**Requirement**
From the material below, pull each line containing the string "JSON".

--- Excerpted data Enclosed Below ---

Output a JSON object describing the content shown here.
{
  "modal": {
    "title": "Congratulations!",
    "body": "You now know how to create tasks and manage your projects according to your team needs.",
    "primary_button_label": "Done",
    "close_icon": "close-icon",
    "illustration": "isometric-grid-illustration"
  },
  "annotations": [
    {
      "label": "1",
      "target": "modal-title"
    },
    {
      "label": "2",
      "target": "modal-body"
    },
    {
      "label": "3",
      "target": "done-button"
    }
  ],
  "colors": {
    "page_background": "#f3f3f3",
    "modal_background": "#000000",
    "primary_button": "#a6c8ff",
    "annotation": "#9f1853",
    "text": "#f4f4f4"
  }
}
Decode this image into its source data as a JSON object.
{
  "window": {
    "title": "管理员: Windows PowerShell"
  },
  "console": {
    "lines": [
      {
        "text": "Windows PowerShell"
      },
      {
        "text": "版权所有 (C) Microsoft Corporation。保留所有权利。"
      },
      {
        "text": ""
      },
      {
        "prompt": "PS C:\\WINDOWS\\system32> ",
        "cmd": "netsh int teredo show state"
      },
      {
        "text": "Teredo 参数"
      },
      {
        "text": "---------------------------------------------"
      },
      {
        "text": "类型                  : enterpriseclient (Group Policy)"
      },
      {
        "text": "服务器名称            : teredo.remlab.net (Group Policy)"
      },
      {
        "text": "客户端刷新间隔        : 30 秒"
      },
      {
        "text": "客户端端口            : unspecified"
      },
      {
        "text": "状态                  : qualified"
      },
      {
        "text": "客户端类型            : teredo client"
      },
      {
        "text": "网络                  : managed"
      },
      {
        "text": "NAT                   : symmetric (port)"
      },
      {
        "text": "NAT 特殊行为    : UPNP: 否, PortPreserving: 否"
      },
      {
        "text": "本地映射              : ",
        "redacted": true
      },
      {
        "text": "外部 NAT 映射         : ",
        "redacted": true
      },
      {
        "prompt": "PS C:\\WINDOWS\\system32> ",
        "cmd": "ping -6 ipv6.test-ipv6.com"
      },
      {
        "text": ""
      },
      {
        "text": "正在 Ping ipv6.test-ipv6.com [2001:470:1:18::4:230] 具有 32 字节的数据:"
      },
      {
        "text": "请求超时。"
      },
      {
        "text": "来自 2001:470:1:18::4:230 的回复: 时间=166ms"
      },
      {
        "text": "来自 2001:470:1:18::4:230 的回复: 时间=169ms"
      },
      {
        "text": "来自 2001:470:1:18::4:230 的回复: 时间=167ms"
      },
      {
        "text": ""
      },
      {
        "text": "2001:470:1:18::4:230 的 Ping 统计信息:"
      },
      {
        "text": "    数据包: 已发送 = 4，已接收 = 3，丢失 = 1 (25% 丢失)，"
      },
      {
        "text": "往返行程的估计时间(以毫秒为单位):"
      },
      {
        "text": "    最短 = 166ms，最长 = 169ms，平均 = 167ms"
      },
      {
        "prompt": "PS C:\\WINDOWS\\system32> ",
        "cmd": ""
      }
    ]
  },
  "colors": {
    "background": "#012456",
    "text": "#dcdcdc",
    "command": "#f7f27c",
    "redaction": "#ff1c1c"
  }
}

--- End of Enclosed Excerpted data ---

**Response below**
Output a JSON object describing the content shown here.
Decode this image into its source data as a JSON object.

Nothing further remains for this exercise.